## Work item
Copying task for the records below: reproduce each one exactly and drop the pictures.

## Records
== Segment start ==
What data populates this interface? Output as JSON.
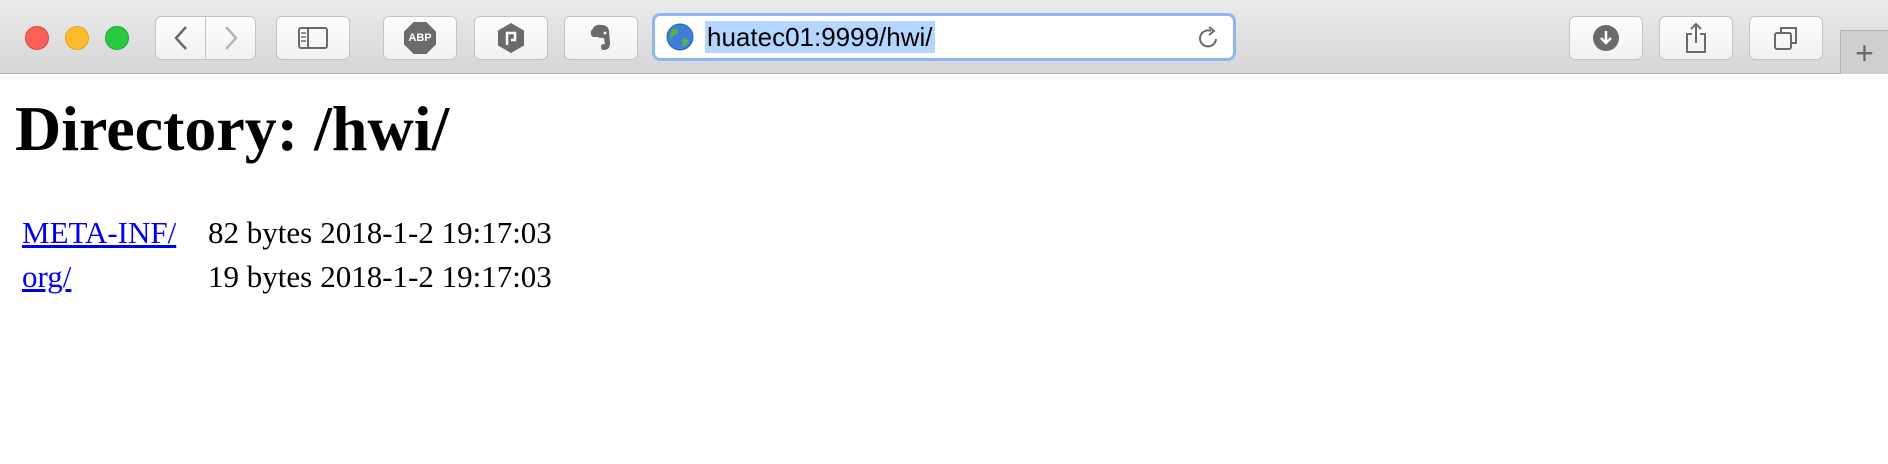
{
  "browser": {
    "url": "huatec01:9999/hwi/",
    "abp_label": "ABP",
    "new_tab_symbol": "+"
  },
  "page": {
    "heading": "Directory: /hwi/",
    "entries": [
      {
        "name": "META-INF/",
        "size": "82 bytes",
        "modified": "2018-1-2 19:17:03"
      },
      {
        "name": "org/",
        "size": "19 bytes",
        "modified": "2018-1-2 19:17:03"
      }
    ]
  }
}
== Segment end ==
## Answer to the exercise
What data populates this interface? Output as JSON.
{
  "browser": {
    "url": "huatec01:9999/hwi/",
    "abp_label": "ABP",
    "new_tab_symbol": "+"
  },
  "page": {
    "heading": "Directory: /hwi/",
    "entries": [
      {
        "name": "META-INF/",
        "size": "82 bytes",
        "modified": "2018-1-2 19:17:03"
      },
      {
        "name": "org/",
        "size": "19 bytes",
        "modified": "2018-1-2 19:17:03"
      }
    ]
  }
}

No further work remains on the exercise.